Parents Need to Know
Parents need to know that although LL Cool J has a small part in this movie, it's not targeted at fans of his children's books or romantic comedies. Slow moving and visually stylized, the film features frequent blood and violence (mostly with guns, plus a couple of explosions), as well as frank discussions of sex (several scenes show nude body parts). The movie's weighty, complex theme of racial "passing" connects to other forms of double crossing and corruption. Discussion of drugs in relation to investigations; profanity includes multiple uses of "f--k," "s--t," "ass," and more.
What's the story?
When Nora (Jolene Blalock) is arrested for murder, her boss, District Attorney Ford Cole (Ray Liotta), tries to prove her innocence. Nora says the victim, Isaac (Mekhi Phifer), stalked and raped her, so she acted in self-defense. But her version of events is contradicted by Isaac's co-worker Luther (LL Cool J), who says Isaac and Nora were lovers and that she killed him to cover up her many secrets -- including that she's a white woman "passing" for black. While Ford runs around looking for clues, he discovers that Nora's been lying to him for months, both about her work as an award-winning gang prosecutor and her own gang affiliations.
Is it any good?
The key word in this movie's title is "slow." Cole spends the entirety of SLOW BURN coming to see that his star assistant, Nora, isn't what she seems. The seeming racial subplot underlines the movie's thematic focus on the lies told by all of the characters -- both lawyers and criminals -- as they try to outsmart one another and get ahead. Unfortunately, this focus is lost amid dull expository scenes. Most frustratingly, even though Nora is the center of all the men's stories, she remains a cipher, without a life of her own. Luther calls her "a trick of light" (a notion illustrated with a heavy cinematic hand, as she passes through various colored filters), but really, she's just air.
Families can talk about...
Families can talk about the idea of racial "passing." What perspective does this movie take on the topic? How does it tie in with the movie's general theme of deception?
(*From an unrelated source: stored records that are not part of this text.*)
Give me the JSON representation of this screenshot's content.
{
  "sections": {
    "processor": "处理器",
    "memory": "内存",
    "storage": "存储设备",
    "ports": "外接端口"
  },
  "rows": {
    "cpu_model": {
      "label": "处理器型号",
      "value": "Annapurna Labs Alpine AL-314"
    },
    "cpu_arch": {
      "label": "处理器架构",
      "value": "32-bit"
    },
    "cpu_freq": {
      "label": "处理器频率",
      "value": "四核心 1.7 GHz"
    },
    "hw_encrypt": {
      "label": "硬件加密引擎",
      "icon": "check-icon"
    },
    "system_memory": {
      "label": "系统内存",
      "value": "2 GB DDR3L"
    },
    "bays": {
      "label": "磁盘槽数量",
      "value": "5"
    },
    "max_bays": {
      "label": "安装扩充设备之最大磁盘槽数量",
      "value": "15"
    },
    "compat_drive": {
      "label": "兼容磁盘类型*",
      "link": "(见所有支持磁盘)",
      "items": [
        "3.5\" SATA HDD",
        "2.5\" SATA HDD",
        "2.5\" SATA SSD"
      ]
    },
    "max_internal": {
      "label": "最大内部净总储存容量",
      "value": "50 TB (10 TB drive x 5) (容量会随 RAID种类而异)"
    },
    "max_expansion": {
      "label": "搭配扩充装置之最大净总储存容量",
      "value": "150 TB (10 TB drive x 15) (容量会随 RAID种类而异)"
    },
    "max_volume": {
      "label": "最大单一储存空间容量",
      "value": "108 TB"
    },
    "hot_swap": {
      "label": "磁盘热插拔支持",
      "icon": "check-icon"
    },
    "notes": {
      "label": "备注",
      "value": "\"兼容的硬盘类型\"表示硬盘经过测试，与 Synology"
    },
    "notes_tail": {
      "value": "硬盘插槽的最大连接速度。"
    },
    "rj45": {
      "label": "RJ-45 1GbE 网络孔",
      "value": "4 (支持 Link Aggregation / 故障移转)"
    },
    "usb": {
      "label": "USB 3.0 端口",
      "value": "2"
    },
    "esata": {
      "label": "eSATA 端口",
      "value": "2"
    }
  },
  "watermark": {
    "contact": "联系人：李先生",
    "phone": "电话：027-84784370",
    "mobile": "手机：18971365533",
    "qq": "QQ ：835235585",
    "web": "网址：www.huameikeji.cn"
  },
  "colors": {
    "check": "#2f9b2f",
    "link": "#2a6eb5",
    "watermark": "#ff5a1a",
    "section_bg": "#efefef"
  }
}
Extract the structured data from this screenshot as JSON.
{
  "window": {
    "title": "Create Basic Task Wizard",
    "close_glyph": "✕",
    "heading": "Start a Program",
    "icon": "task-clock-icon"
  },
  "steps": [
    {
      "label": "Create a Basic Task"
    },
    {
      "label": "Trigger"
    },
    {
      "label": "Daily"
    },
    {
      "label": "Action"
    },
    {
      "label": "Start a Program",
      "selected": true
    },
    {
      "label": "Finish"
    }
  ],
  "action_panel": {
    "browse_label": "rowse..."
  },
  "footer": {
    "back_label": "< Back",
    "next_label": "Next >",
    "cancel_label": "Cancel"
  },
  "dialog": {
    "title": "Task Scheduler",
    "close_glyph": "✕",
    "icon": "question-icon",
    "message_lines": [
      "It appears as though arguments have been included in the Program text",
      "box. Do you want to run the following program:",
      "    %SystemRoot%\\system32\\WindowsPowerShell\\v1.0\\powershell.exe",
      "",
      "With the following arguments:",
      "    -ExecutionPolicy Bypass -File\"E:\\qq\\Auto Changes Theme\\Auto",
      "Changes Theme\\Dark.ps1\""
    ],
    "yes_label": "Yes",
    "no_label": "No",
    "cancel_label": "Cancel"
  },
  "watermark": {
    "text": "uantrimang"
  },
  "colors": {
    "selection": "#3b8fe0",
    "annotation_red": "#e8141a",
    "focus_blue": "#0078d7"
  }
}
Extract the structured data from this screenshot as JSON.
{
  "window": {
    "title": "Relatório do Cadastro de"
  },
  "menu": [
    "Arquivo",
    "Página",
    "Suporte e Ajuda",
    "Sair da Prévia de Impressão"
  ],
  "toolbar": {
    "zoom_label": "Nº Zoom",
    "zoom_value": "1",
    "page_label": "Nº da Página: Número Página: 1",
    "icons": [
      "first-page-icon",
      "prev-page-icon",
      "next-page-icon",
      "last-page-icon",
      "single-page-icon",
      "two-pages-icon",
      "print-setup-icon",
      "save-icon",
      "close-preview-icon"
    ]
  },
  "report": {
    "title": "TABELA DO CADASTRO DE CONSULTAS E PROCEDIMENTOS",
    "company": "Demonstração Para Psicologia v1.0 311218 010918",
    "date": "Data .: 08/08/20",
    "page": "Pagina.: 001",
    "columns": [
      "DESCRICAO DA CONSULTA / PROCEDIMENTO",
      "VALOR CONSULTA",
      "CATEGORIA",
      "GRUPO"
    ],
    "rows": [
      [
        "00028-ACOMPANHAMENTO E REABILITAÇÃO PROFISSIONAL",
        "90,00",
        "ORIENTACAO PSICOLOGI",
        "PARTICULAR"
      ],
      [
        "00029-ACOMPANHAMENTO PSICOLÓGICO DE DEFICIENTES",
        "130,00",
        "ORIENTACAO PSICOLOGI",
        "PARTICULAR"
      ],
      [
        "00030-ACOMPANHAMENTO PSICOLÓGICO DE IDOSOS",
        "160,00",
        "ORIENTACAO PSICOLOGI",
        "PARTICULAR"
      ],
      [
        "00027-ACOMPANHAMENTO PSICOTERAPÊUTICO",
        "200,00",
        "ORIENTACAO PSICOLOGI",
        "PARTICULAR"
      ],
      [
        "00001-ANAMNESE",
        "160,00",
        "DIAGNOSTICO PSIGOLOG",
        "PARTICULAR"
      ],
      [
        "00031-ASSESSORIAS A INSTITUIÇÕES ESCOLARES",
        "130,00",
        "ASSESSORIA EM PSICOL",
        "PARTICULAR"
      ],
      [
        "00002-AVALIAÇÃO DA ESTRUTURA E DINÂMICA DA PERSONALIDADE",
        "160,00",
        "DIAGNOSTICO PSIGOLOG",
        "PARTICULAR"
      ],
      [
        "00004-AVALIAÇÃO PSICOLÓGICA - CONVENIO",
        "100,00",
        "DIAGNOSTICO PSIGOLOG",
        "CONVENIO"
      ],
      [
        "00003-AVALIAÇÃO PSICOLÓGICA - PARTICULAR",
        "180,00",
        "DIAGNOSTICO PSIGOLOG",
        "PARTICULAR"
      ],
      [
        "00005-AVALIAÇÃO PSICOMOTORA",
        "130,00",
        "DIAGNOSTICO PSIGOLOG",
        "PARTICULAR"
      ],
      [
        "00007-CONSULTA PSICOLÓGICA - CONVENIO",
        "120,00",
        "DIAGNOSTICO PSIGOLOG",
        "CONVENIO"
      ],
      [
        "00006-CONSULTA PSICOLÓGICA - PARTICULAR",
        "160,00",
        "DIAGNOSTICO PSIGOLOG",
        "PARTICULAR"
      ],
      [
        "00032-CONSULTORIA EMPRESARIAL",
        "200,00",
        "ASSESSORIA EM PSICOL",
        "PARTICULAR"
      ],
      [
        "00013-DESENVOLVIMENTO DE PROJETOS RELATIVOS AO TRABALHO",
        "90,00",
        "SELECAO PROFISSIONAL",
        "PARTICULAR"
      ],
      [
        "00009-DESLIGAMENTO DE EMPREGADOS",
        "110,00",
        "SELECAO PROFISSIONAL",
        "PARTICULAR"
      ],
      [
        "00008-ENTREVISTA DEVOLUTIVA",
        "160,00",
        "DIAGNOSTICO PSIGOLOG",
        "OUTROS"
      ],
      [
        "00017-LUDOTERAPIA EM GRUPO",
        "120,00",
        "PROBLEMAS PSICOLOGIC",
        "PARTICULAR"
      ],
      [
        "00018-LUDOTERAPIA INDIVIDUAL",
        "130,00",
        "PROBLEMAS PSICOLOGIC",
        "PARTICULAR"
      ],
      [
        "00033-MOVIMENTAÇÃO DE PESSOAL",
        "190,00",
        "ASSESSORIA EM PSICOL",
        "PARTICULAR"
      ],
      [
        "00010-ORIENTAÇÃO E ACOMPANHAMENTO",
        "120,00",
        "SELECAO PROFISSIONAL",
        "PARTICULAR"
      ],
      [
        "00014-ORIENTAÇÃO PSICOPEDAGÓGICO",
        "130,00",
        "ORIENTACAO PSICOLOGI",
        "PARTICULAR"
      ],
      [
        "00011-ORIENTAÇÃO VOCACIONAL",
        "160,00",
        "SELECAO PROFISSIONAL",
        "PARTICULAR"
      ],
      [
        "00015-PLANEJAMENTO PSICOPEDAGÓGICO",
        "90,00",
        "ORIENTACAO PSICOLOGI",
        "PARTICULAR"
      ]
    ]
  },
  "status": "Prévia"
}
How do multiple versions of events, remembered differently by different characters, elaborate on the subject of race identity? How have previous movies and TV shows dealt with the issue of "passing"?